→ What to work on
Go through the data and count the lines holding the string "case". Write only the number.

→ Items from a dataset
----
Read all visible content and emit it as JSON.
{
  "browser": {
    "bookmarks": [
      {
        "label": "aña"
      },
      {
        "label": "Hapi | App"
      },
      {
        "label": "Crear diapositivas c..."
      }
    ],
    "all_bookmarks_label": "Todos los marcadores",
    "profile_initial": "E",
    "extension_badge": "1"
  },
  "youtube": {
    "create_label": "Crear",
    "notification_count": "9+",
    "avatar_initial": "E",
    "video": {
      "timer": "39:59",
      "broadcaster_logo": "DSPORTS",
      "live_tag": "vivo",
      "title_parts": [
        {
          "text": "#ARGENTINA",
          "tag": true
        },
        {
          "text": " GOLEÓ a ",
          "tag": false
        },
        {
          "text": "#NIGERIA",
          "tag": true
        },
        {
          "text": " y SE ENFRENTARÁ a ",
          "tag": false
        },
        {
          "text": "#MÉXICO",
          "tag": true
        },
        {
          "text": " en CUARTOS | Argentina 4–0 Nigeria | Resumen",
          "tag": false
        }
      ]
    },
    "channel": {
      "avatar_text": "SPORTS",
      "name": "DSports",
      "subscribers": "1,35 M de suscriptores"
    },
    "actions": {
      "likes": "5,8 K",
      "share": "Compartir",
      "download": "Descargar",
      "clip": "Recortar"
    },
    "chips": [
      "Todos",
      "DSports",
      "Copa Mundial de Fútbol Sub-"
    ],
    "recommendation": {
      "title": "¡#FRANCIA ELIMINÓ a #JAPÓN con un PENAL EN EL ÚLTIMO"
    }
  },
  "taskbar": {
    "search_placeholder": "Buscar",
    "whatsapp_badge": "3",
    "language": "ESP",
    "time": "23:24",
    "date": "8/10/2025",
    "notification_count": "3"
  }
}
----
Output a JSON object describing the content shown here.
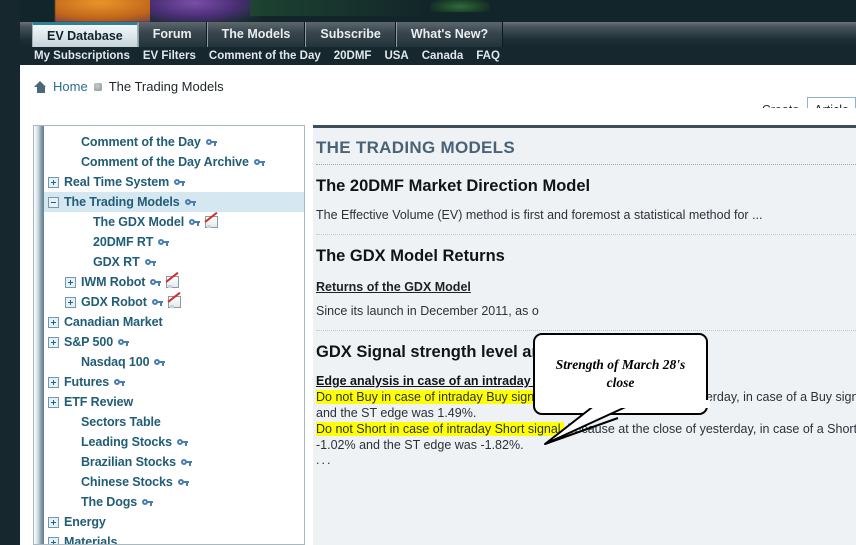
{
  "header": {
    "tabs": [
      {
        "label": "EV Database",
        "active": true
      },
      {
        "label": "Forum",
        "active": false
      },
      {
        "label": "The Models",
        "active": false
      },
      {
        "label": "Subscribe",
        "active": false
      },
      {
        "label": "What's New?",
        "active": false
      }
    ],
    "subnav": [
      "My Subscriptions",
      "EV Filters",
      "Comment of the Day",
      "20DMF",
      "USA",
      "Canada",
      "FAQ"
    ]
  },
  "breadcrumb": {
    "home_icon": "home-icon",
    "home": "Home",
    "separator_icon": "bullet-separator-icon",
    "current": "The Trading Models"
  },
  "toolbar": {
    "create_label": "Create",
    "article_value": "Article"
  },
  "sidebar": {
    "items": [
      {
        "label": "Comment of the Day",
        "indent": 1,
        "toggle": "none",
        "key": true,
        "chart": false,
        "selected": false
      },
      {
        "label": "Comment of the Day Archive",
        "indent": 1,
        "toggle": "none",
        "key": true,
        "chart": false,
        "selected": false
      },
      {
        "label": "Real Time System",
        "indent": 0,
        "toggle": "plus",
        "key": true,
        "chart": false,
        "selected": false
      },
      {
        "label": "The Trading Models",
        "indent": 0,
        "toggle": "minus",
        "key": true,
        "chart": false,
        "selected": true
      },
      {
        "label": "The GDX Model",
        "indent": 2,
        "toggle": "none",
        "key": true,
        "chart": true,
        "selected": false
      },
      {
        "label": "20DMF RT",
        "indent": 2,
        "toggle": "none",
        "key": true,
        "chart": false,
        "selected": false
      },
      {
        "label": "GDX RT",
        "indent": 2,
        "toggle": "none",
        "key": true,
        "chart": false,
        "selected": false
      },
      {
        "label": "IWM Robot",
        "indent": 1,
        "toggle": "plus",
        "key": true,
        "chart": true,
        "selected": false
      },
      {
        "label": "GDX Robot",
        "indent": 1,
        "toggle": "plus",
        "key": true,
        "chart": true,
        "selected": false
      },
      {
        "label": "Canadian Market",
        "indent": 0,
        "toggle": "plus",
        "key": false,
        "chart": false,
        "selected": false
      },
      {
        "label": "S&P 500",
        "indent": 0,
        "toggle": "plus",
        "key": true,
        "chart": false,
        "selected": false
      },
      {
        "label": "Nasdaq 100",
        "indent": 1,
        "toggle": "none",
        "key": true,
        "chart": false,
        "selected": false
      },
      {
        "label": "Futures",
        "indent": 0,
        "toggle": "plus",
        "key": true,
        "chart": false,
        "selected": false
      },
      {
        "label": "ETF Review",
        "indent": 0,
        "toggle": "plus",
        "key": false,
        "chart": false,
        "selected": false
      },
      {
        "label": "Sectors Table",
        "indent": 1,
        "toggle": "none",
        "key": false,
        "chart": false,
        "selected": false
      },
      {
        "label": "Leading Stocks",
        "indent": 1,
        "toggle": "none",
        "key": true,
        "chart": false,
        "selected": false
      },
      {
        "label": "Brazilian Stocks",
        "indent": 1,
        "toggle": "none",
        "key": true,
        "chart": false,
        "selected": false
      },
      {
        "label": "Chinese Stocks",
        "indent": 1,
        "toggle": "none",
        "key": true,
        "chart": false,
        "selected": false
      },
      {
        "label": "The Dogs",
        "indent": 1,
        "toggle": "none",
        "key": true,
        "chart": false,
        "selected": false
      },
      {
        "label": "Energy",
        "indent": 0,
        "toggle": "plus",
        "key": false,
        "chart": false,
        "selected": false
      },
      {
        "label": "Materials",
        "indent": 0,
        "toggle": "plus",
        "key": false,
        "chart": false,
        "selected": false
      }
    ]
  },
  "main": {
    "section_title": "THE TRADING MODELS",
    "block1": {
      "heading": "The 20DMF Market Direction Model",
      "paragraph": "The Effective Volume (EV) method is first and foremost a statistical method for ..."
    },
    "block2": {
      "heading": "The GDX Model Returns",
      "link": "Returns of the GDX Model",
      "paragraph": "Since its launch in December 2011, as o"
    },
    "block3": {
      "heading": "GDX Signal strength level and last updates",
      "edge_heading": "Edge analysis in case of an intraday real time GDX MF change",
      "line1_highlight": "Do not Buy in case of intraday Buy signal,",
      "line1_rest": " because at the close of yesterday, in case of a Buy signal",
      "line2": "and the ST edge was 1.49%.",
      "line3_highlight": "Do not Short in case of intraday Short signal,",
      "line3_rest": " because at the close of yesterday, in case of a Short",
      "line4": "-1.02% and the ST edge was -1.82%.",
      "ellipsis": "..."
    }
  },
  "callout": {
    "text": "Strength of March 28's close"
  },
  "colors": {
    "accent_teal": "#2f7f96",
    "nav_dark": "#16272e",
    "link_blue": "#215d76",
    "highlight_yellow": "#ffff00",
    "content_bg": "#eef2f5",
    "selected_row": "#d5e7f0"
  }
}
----
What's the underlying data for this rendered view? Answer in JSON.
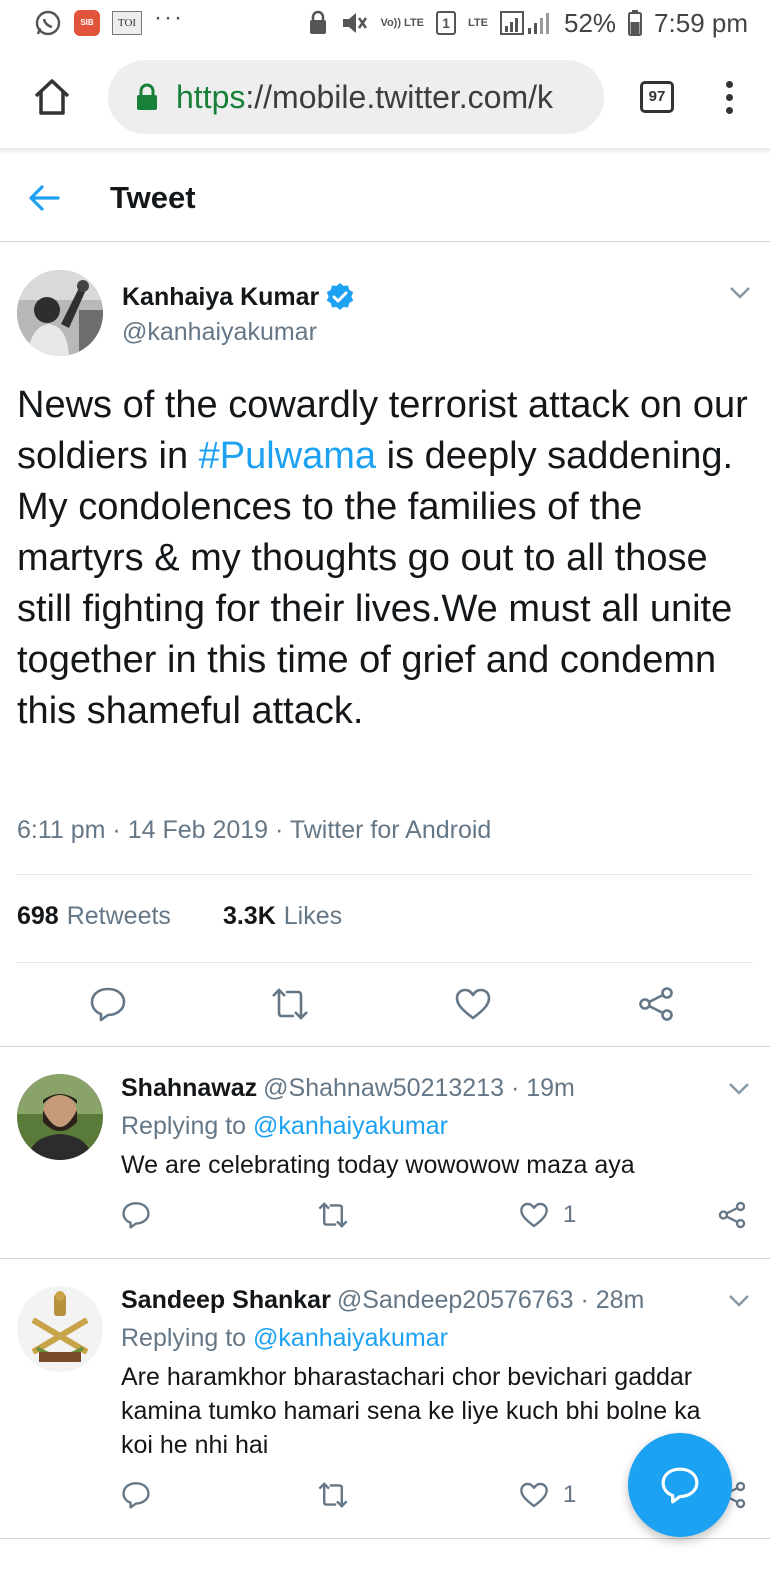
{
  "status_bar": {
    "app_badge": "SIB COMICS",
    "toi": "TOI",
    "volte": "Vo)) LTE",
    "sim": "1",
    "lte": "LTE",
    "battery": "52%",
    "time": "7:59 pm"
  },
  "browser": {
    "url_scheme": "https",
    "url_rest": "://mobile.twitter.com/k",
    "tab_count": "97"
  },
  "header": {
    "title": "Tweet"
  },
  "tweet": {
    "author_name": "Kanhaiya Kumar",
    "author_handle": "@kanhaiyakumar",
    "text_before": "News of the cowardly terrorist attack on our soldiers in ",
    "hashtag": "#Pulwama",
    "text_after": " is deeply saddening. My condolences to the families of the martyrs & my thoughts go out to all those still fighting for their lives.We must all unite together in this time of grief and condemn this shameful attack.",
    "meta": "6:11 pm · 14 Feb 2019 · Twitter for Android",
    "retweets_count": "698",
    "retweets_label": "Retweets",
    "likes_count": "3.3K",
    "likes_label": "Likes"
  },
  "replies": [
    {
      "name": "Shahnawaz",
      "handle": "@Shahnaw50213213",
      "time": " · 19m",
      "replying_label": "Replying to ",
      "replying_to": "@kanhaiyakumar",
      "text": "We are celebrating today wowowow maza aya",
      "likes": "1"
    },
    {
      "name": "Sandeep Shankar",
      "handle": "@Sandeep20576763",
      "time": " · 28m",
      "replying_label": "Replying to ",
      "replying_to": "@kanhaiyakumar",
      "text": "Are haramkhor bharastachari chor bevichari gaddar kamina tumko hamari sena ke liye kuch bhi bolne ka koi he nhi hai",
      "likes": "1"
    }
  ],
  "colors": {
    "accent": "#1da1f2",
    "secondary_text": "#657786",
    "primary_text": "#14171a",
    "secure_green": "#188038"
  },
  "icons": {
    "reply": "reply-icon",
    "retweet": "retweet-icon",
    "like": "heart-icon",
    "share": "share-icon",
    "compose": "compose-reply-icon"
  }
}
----
→ Response to this exercise
5